%%
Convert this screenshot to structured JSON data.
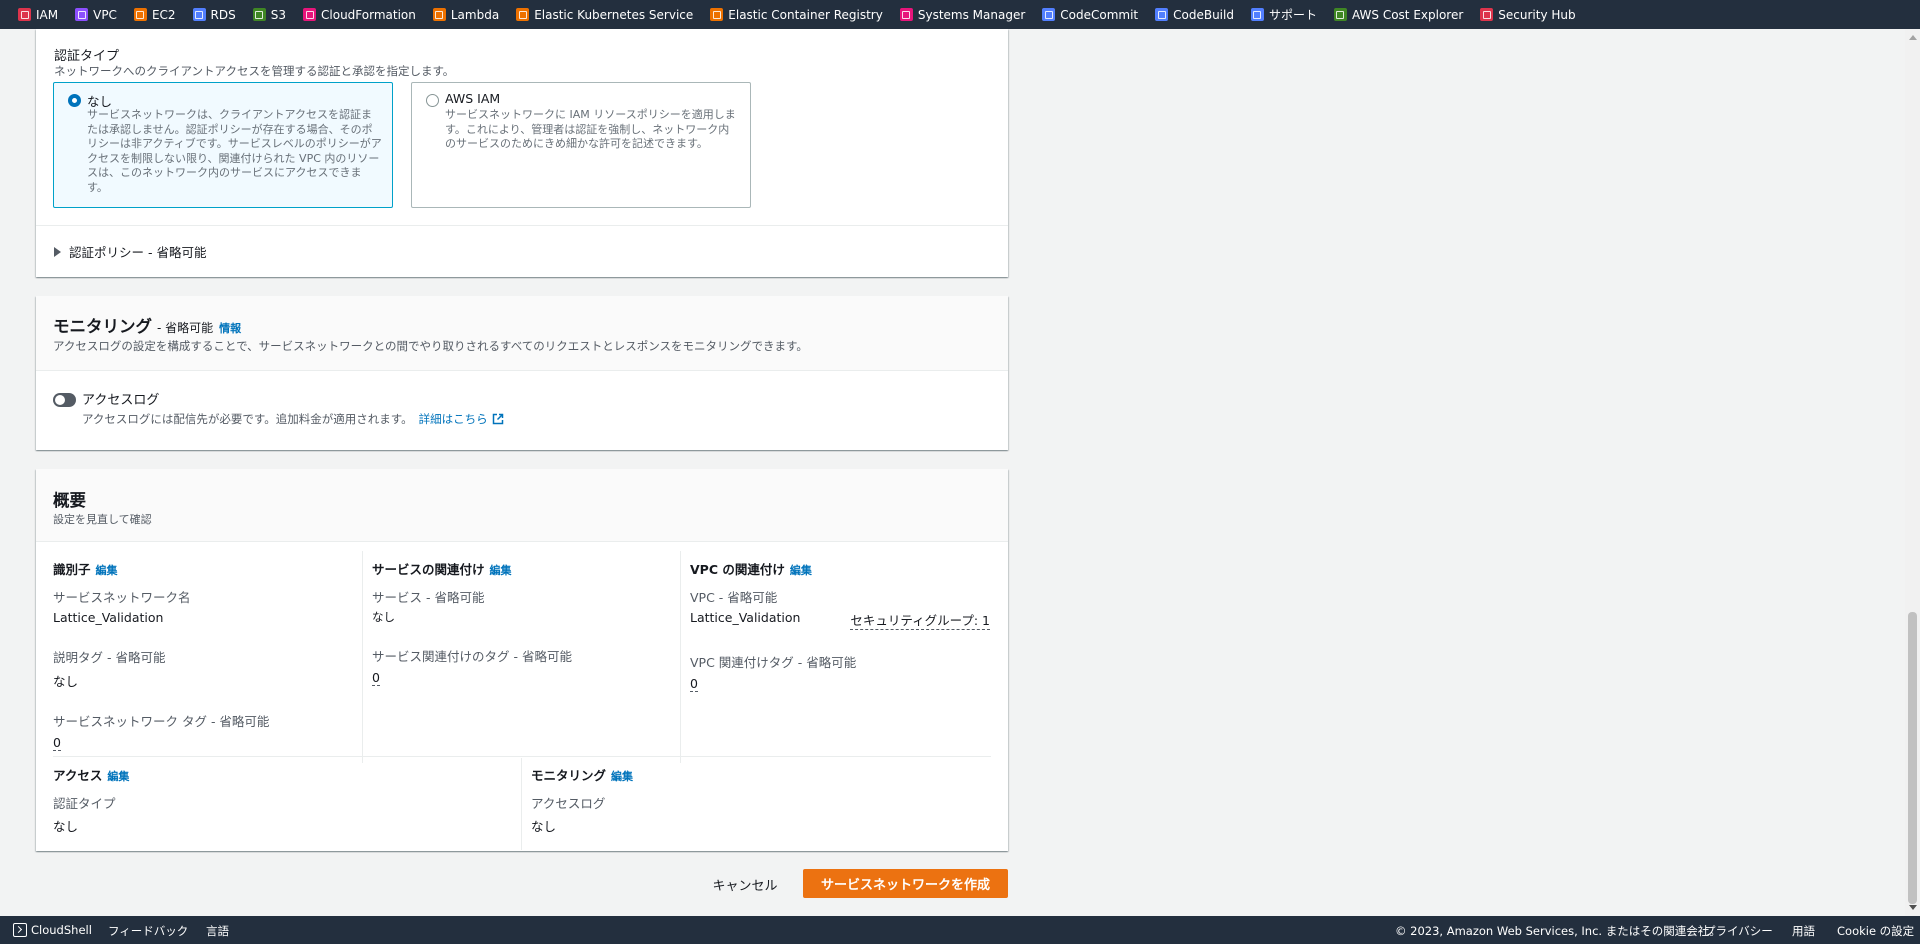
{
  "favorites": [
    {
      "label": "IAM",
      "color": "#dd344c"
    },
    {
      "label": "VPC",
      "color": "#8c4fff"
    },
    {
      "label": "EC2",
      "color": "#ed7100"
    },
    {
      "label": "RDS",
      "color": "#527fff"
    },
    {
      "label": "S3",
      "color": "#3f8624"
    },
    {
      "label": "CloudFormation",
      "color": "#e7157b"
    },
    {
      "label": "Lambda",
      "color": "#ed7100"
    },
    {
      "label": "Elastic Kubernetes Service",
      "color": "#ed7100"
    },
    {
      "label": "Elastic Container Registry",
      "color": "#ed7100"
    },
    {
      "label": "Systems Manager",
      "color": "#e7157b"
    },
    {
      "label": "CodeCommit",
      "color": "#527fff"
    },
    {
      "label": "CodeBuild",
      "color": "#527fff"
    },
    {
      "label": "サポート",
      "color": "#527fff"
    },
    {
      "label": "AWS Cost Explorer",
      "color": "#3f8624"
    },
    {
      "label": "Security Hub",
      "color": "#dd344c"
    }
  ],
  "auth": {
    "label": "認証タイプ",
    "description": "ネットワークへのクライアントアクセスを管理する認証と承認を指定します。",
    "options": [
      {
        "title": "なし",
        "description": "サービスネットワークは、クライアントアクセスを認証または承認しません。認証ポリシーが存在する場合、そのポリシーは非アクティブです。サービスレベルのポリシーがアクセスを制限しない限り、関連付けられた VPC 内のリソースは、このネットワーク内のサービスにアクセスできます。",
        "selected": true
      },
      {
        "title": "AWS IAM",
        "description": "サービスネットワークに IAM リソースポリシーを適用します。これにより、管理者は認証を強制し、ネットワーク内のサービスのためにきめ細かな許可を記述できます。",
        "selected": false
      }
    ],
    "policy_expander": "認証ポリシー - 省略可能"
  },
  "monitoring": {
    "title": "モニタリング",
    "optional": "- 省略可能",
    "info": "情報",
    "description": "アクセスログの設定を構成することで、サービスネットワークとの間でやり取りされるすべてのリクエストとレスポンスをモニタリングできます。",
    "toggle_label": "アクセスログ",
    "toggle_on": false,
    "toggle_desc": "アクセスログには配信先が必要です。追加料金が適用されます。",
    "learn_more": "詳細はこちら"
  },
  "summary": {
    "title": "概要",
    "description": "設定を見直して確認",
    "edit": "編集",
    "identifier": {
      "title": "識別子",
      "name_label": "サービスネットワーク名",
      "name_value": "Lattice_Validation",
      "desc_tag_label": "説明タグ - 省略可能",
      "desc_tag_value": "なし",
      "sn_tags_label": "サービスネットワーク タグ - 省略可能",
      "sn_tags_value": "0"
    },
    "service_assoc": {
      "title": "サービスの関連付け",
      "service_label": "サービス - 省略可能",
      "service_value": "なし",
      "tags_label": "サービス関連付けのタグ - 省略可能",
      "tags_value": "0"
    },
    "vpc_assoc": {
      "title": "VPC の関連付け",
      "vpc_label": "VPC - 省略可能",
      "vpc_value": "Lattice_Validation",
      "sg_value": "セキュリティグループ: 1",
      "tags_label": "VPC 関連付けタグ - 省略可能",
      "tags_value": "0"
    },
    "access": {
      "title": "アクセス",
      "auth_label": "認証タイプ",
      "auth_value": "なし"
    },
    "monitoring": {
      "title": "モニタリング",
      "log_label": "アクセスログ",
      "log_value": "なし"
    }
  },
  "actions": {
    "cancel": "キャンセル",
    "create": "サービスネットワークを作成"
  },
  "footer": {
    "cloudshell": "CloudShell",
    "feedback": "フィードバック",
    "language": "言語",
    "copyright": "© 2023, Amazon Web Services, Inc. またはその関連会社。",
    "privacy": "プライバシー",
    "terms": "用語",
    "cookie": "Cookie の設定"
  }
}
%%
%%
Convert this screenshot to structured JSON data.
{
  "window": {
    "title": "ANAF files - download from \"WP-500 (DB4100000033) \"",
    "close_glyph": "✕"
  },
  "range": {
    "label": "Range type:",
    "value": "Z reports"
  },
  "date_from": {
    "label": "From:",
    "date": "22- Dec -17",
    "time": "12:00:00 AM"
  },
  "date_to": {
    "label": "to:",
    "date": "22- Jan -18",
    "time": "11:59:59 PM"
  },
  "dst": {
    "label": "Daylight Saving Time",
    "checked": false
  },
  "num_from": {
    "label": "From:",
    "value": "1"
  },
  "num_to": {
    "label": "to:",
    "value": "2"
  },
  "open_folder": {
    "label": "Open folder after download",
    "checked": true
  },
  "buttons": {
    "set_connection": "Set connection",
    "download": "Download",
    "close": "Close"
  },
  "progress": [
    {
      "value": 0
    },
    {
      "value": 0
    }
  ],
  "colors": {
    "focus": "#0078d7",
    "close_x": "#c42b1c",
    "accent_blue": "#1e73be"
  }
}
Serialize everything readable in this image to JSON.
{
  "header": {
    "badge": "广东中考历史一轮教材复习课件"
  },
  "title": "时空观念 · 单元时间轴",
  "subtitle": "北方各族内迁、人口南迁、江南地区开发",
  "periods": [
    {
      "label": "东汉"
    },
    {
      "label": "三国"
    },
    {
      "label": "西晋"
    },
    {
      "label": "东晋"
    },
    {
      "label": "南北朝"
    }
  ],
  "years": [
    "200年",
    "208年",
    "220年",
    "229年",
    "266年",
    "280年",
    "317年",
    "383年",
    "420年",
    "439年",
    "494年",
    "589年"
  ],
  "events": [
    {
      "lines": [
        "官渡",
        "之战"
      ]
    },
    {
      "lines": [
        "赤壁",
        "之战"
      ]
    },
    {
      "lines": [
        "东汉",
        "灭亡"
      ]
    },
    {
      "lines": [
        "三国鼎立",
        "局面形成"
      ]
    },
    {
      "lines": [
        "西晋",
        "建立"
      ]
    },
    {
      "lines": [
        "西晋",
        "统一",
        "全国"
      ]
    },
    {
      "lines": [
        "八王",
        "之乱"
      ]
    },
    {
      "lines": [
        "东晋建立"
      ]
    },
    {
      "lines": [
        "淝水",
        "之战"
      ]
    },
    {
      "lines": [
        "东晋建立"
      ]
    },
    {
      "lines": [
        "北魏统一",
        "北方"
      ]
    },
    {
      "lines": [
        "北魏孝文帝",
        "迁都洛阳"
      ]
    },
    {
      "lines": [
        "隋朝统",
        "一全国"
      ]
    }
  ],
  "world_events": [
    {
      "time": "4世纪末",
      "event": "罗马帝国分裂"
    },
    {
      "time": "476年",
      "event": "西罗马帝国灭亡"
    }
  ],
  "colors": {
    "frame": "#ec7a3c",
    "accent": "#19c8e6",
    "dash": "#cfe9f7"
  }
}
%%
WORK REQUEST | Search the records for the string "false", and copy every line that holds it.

TASK ANSWER |
        "selected": false
    "toggle_on": false,
    "checked": false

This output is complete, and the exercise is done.